* [TRY IT]: Output a character-exact copy of the data, images removed.

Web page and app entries
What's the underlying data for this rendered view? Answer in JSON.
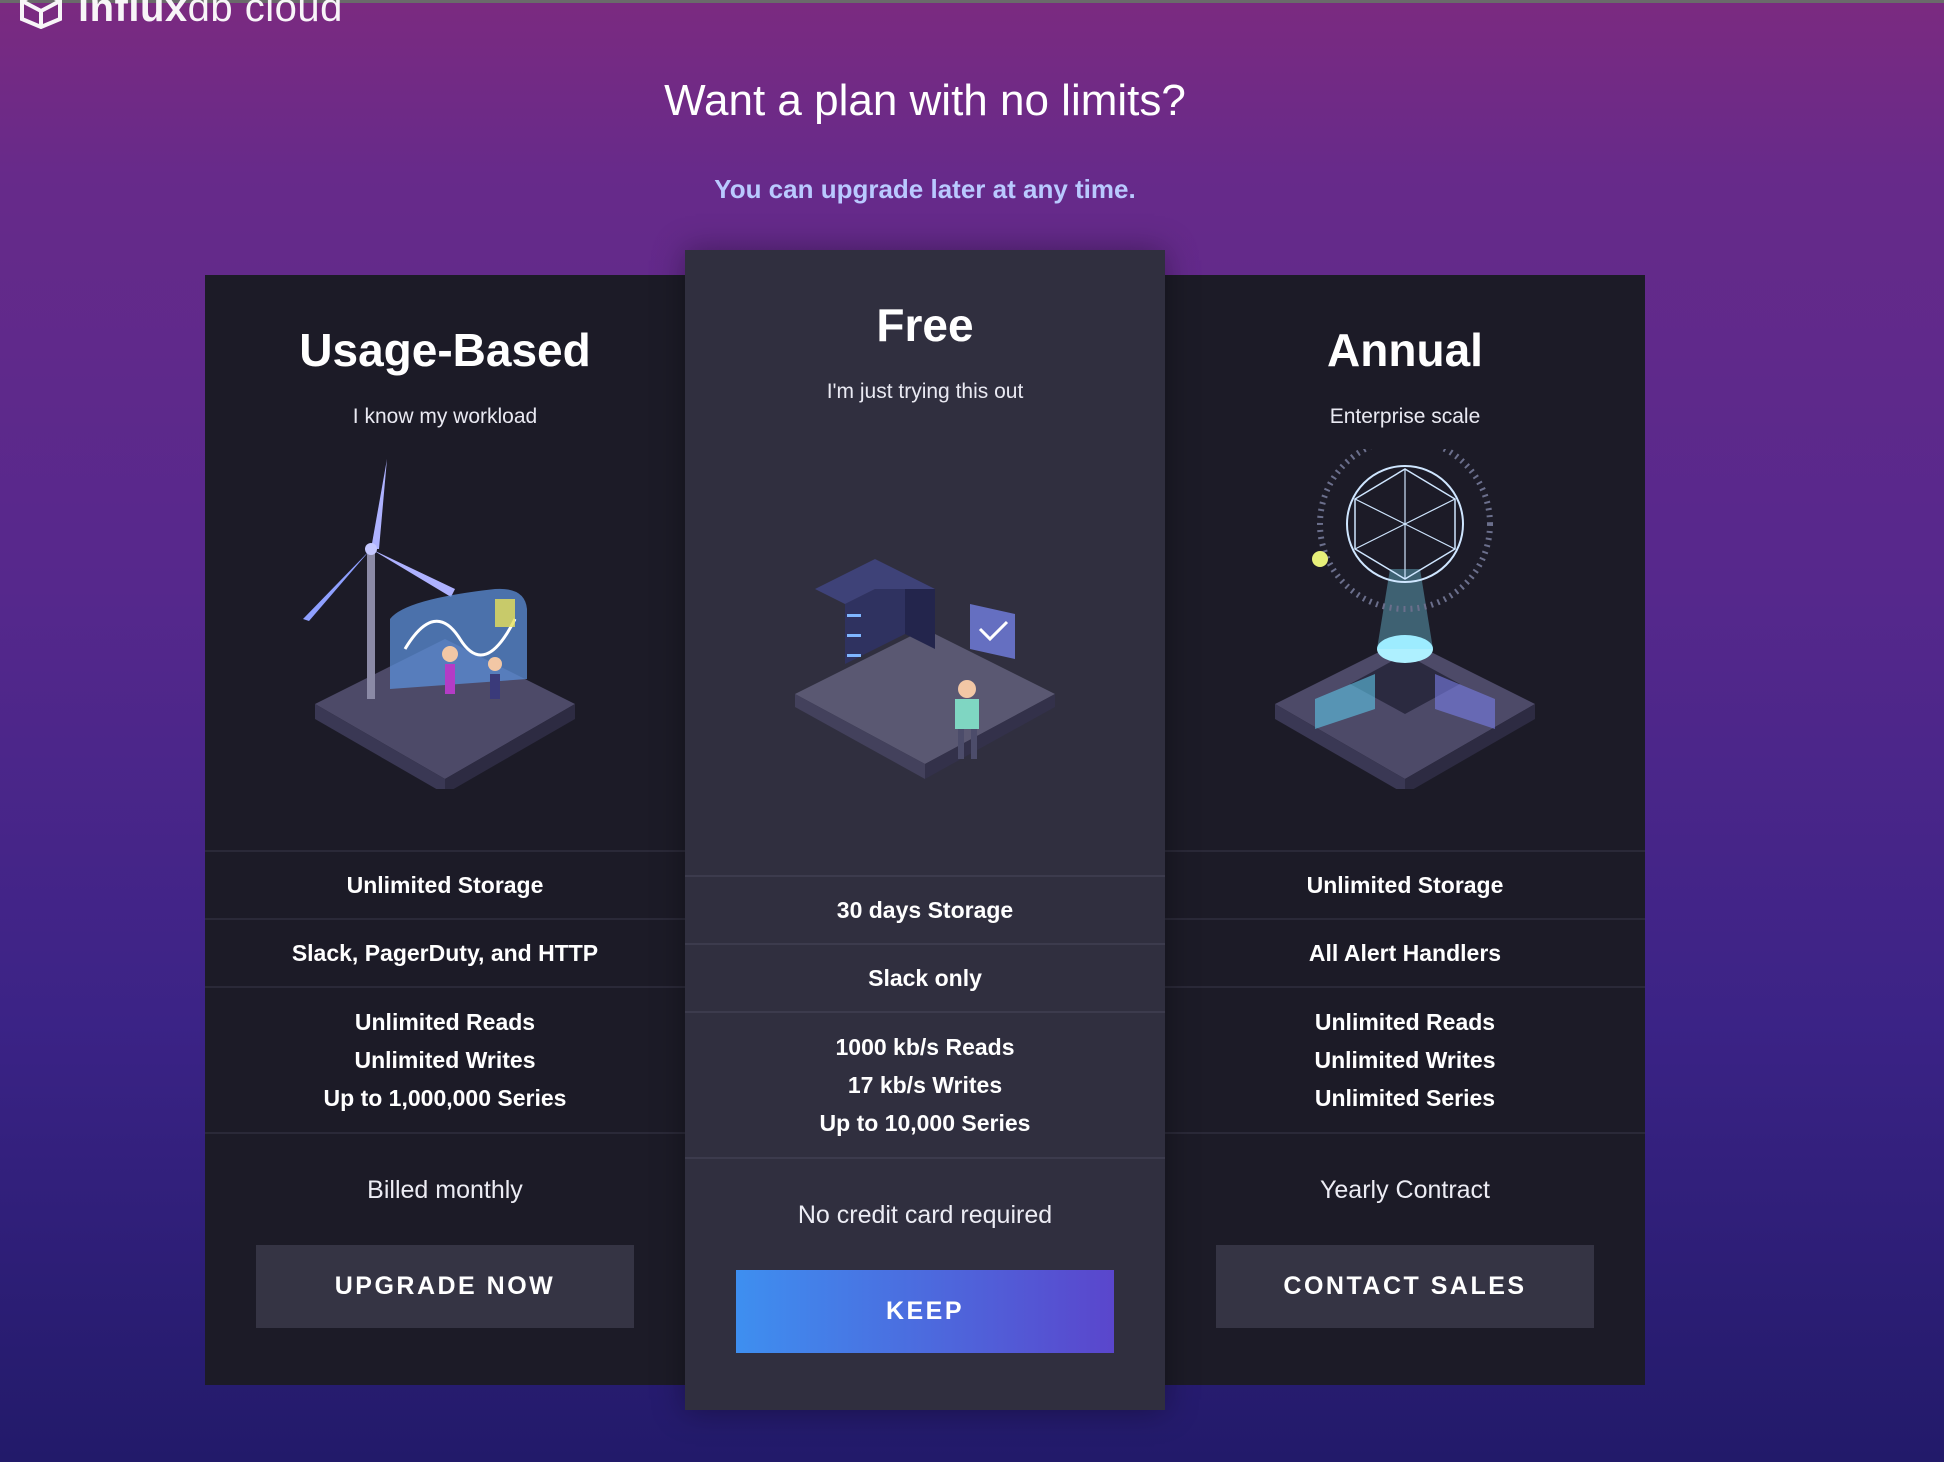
{
  "brand": {
    "logo_bold": "influx",
    "logo_light": "db cloud",
    "icon": "cube-logo-icon"
  },
  "header": {
    "title": "Want a plan with no limits?",
    "subtitle": "You can upgrade later at any time."
  },
  "colors": {
    "subtitle": "#b9c9ff",
    "card_dark": "#1c1b27",
    "card_highlight": "#302f3f",
    "button_dark": "#353444",
    "button_primary_start": "#3e8ff0",
    "button_primary_end": "#5a46cc"
  },
  "plans": {
    "usage": {
      "title": "Usage-Based",
      "tagline": "I know my workload",
      "illustration": "wind-turbine-dashboard-illustration",
      "storage": "Unlimited Storage",
      "alerts": "Slack, PagerDuty, and HTTP",
      "reads": "Unlimited Reads",
      "writes": "Unlimited Writes",
      "series": "Up to 1,000,000 Series",
      "billing": "Billed monthly",
      "button": "UPGRADE NOW"
    },
    "free": {
      "title": "Free",
      "tagline": "I'm just trying this out",
      "illustration": "server-laptop-illustration",
      "storage": "30 days Storage",
      "alerts": "Slack only",
      "reads": "1000 kb/s Reads",
      "writes": "17 kb/s Writes",
      "series": "Up to 10,000 Series",
      "billing": "No credit card required",
      "button": "KEEP"
    },
    "annual": {
      "title": "Annual",
      "tagline": "Enterprise scale",
      "illustration": "geodesic-globe-illustration",
      "storage": "Unlimited Storage",
      "alerts": "All Alert Handlers",
      "reads": "Unlimited Reads",
      "writes": "Unlimited Writes",
      "series": "Unlimited Series",
      "billing": "Yearly Contract",
      "button": "CONTACT SALES"
    }
  }
}
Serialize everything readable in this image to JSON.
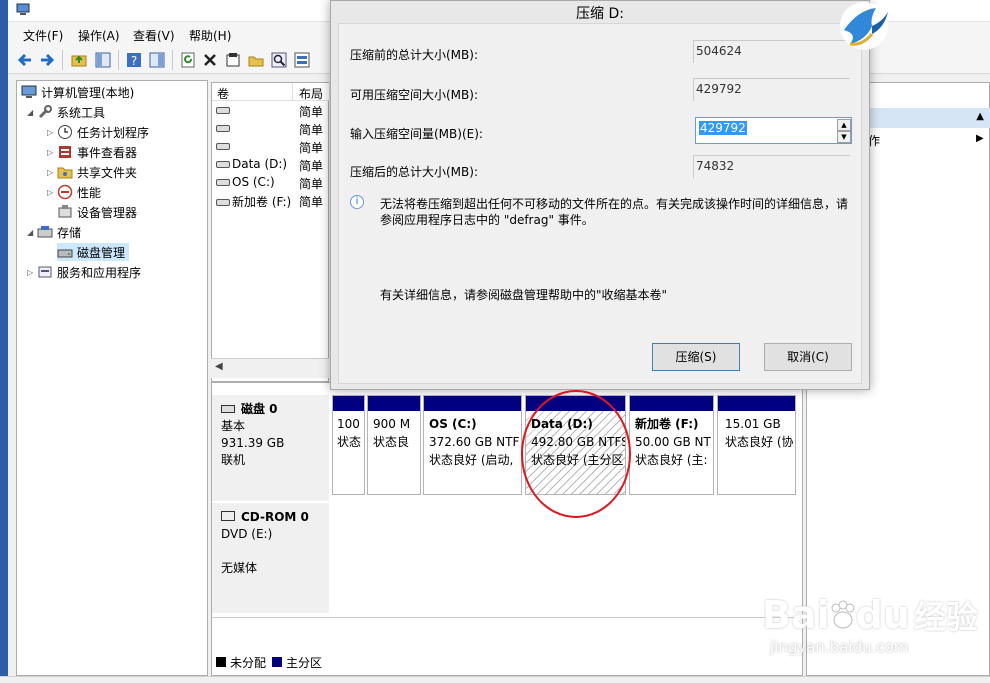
{
  "menu": {
    "file": "文件(F)",
    "action": "操作(A)",
    "view": "查看(V)",
    "help": "帮助(H)"
  },
  "tree": {
    "root": "计算机管理(本地)",
    "system_tools": "系统工具",
    "task_scheduler": "任务计划程序",
    "event_viewer": "事件查看器",
    "shared_folders": "共享文件夹",
    "performance": "性能",
    "device_manager": "设备管理器",
    "storage": "存储",
    "disk_management": "磁盘管理",
    "services_apps": "服务和应用程序"
  },
  "volume_list": {
    "col_volume": "卷",
    "col_layout": "布局",
    "rows": [
      {
        "name": "",
        "layout": "简单"
      },
      {
        "name": "",
        "layout": "简单"
      },
      {
        "name": "",
        "layout": "简单"
      },
      {
        "name": "Data (D:)",
        "layout": "简单"
      },
      {
        "name": "OS (C:)",
        "layout": "简单"
      },
      {
        "name": "新加卷 (F:)",
        "layout": "简单"
      }
    ]
  },
  "disks": {
    "disk0": {
      "name": "磁盘 0",
      "type": "基本",
      "size": "931.39 GB",
      "status": "联机"
    },
    "cdrom": {
      "name": "CD-ROM 0",
      "drive": "DVD (E:)",
      "status": "无媒体"
    }
  },
  "partitions": [
    {
      "title": "",
      "size": "100",
      "status": "状态"
    },
    {
      "title": "",
      "size": "900 M",
      "status": "状态良"
    },
    {
      "title": "OS  (C:)",
      "size": "372.60 GB NTF",
      "status": "状态良好 (启动,"
    },
    {
      "title": "Data  (D:)",
      "size": "492.80 GB NTFS",
      "status": "状态良好 (主分区"
    },
    {
      "title": "新加卷  (F:)",
      "size": "50.00 GB NT",
      "status": "状态良好 (主:"
    },
    {
      "title": "",
      "size": "15.01 GB",
      "status": "状态良好 (协"
    }
  ],
  "legend": {
    "unallocated": "未分配",
    "primary": "主分区"
  },
  "actions": {
    "more": "作"
  },
  "dialog": {
    "title": "压缩 D:",
    "total_before_label": "压缩前的总计大小(MB):",
    "total_before_value": "504624",
    "available_label": "可用压缩空间大小(MB):",
    "available_value": "429792",
    "input_label": "输入压缩空间量(MB)(E):",
    "input_value": "429792",
    "total_after_label": "压缩后的总计大小(MB):",
    "total_after_value": "74832",
    "info_line1": "无法将卷压缩到超出任何不可移动的文件所在的点。有关完成该操作时间的详细信息，请",
    "info_line2": "参阅应用程序日志中的 \"defrag\" 事件。",
    "help_text": "有关详细信息，请参阅磁盘管理帮助中的\"收缩基本卷\"",
    "ok": "压缩(S)",
    "cancel": "取消(C)"
  },
  "watermark": {
    "brand": "Bai",
    "brand2": "du",
    "jingyan": "经验",
    "url": "jingyan.baidu.com"
  },
  "colors": {
    "primary_partition": "#000080",
    "unallocated": "#000000",
    "highlight_circle": "#e3141b"
  }
}
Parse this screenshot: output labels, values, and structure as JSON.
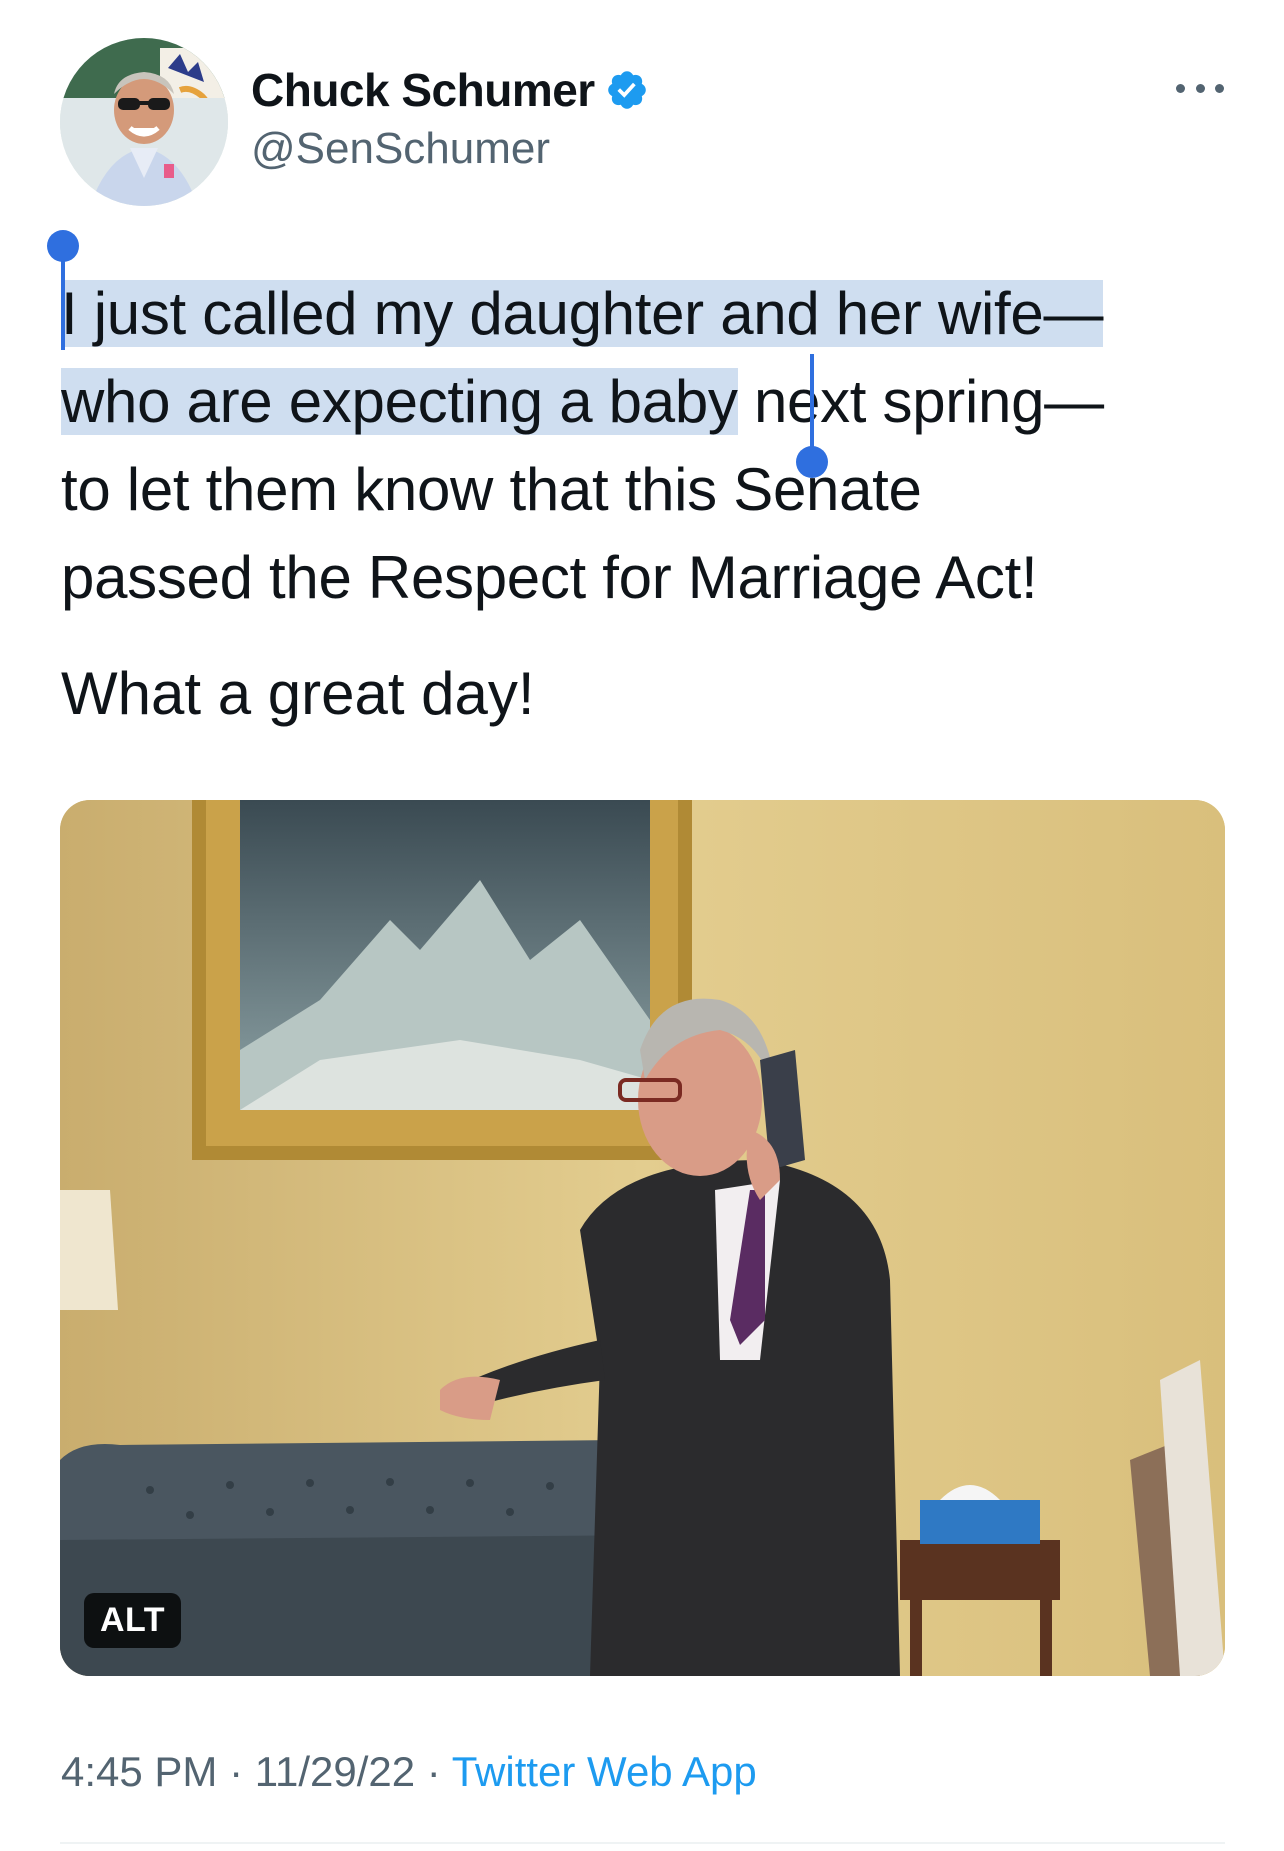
{
  "author": {
    "display_name": "Chuck Schumer",
    "handle": "@SenSchumer",
    "verified": true,
    "avatar_icon": "profile-photo"
  },
  "tweet": {
    "lines": [
      "I just called my daughter and her wife—",
      "who are expecting a baby",
      " next spring—",
      "to let them know that this Senate",
      "passed the Respect for Marriage Act!"
    ],
    "second_paragraph": "What a great day!",
    "selection_color": "#cfdef0"
  },
  "media": {
    "alt_label": "ALT"
  },
  "meta": {
    "time": "4:45 PM",
    "separator": " · ",
    "date": "11/29/22",
    "source": "Twitter Web App"
  },
  "colors": {
    "accent": "#1d9bf0",
    "selection_handle": "#2f6fdf",
    "secondary_text": "#536471"
  }
}
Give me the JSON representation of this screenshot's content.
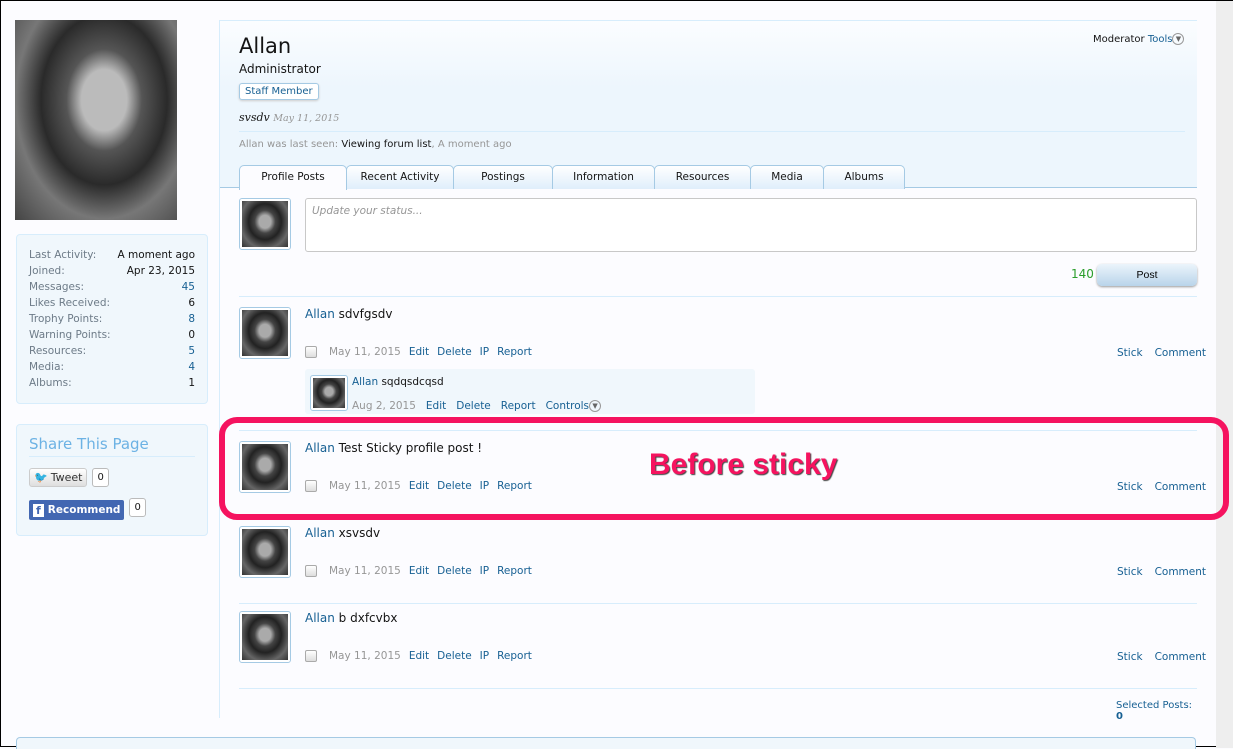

* [ANSWER BELOW]:
What's the underlying data for this rendered view? Answer in JSON.
{
  "brand": {
    "logo_bold": "influx",
    "logo_light": "db cloud",
    "icon": "cube-logo-icon"
  },
  "header": {
    "title": "Want a plan with no limits?",
    "subtitle": "You can upgrade later at any time."
  },
  "colors": {
    "subtitle": "#b9c9ff",
    "card_dark": "#1c1b27",
    "card_highlight": "#302f3f",
    "button_dark": "#353444",
    "button_primary_start": "#3e8ff0",
    "button_primary_end": "#5a46cc"
  },
  "plans": {
    "usage": {
      "title": "Usage-Based",
      "tagline": "I know my workload",
      "illustration": "wind-turbine-dashboard-illustration",
      "storage": "Unlimited Storage",
      "alerts": "Slack, PagerDuty, and HTTP",
      "reads": "Unlimited Reads",
      "writes": "Unlimited Writes",
      "series": "Up to 1,000,000 Series",
      "billing": "Billed monthly",
      "button": "UPGRADE NOW"
    },
    "free": {
      "title": "Free",
      "tagline": "I'm just trying this out",
      "illustration": "server-laptop-illustration",
      "storage": "30 days Storage",
      "alerts": "Slack only",
      "reads": "1000 kb/s Reads",
      "writes": "17 kb/s Writes",
      "series": "Up to 10,000 Series",
      "billing": "No credit card required",
      "button": "KEEP"
    },
    "annual": {
      "title": "Annual",
      "tagline": "Enterprise scale",
      "illustration": "geodesic-globe-illustration",
      "storage": "Unlimited Storage",
      "alerts": "All Alert Handlers",
      "reads": "Unlimited Reads",
      "writes": "Unlimited Writes",
      "series": "Unlimited Series",
      "billing": "Yearly Contract",
      "button": "CONTACT SALES"
    }
  }
}
Serialize everything readable in this image to JSON.
{
  "menu": {
    "file": "文件(F)",
    "action": "操作(A)",
    "view": "查看(V)",
    "help": "帮助(H)"
  },
  "tree": {
    "root": "计算机管理(本地)",
    "system_tools": "系统工具",
    "task_scheduler": "任务计划程序",
    "event_viewer": "事件查看器",
    "shared_folders": "共享文件夹",
    "performance": "性能",
    "device_manager": "设备管理器",
    "storage": "存储",
    "disk_management": "磁盘管理",
    "services_apps": "服务和应用程序"
  },
  "volume_list": {
    "col_volume": "卷",
    "col_layout": "布局",
    "rows": [
      {
        "name": "",
        "layout": "简单"
      },
      {
        "name": "",
        "layout": "简单"
      },
      {
        "name": "",
        "layout": "简单"
      },
      {
        "name": "Data (D:)",
        "layout": "简单"
      },
      {
        "name": "OS (C:)",
        "layout": "简单"
      },
      {
        "name": "新加卷 (F:)",
        "layout": "简单"
      }
    ]
  },
  "disks": {
    "disk0": {
      "name": "磁盘 0",
      "type": "基本",
      "size": "931.39 GB",
      "status": "联机"
    },
    "cdrom": {
      "name": "CD-ROM 0",
      "drive": "DVD (E:)",
      "status": "无媒体"
    }
  },
  "partitions": [
    {
      "title": "",
      "size": "100",
      "status": "状态"
    },
    {
      "title": "",
      "size": "900 M",
      "status": "状态良"
    },
    {
      "title": "OS  (C:)",
      "size": "372.60 GB NTF",
      "status": "状态良好 (启动,"
    },
    {
      "title": "Data  (D:)",
      "size": "492.80 GB NTFS",
      "status": "状态良好 (主分区"
    },
    {
      "title": "新加卷  (F:)",
      "size": "50.00 GB NT",
      "status": "状态良好 (主:"
    },
    {
      "title": "",
      "size": "15.01 GB",
      "status": "状态良好 (协"
    }
  ],
  "legend": {
    "unallocated": "未分配",
    "primary": "主分区"
  },
  "actions": {
    "more": "作"
  },
  "dialog": {
    "title": "压缩 D:",
    "total_before_label": "压缩前的总计大小(MB):",
    "total_before_value": "504624",
    "available_label": "可用压缩空间大小(MB):",
    "available_value": "429792",
    "input_label": "输入压缩空间量(MB)(E):",
    "input_value": "429792",
    "total_after_label": "压缩后的总计大小(MB):",
    "total_after_value": "74832",
    "info_line1": "无法将卷压缩到超出任何不可移动的文件所在的点。有关完成该操作时间的详细信息，请",
    "info_line2": "参阅应用程序日志中的 \"defrag\" 事件。",
    "help_text": "有关详细信息，请参阅磁盘管理帮助中的\"收缩基本卷\"",
    "ok": "压缩(S)",
    "cancel": "取消(C)"
  },
  "watermark": {
    "brand": "Bai",
    "brand2": "du",
    "jingyan": "经验",
    "url": "jingyan.baidu.com"
  },
  "colors": {
    "primary_partition": "#000080",
    "unallocated": "#000000",
    "highlight_circle": "#e3141b"
  }
}
Parse this screenshot: output labels, values, and structure as JSON.
{
  "author": {
    "display_name": "Chuck Schumer",
    "handle": "@SenSchumer",
    "verified": true,
    "avatar_icon": "profile-photo"
  },
  "tweet": {
    "lines": [
      "I just called my daughter and her wife—",
      "who are expecting a baby",
      " next spring—",
      "to let them know that this Senate",
      "passed the Respect for Marriage Act!"
    ],
    "second_paragraph": "What a great day!",
    "selection_color": "#cfdef0"
  },
  "media": {
    "alt_label": "ALT"
  },
  "meta": {
    "time": "4:45 PM",
    "separator": " · ",
    "date": "11/29/22",
    "source": "Twitter Web App"
  },
  "colors": {
    "accent": "#1d9bf0",
    "selection_handle": "#2f6fdf",
    "secondary_text": "#536471"
  }
}
Give me the JSON representation of this screenshot's content.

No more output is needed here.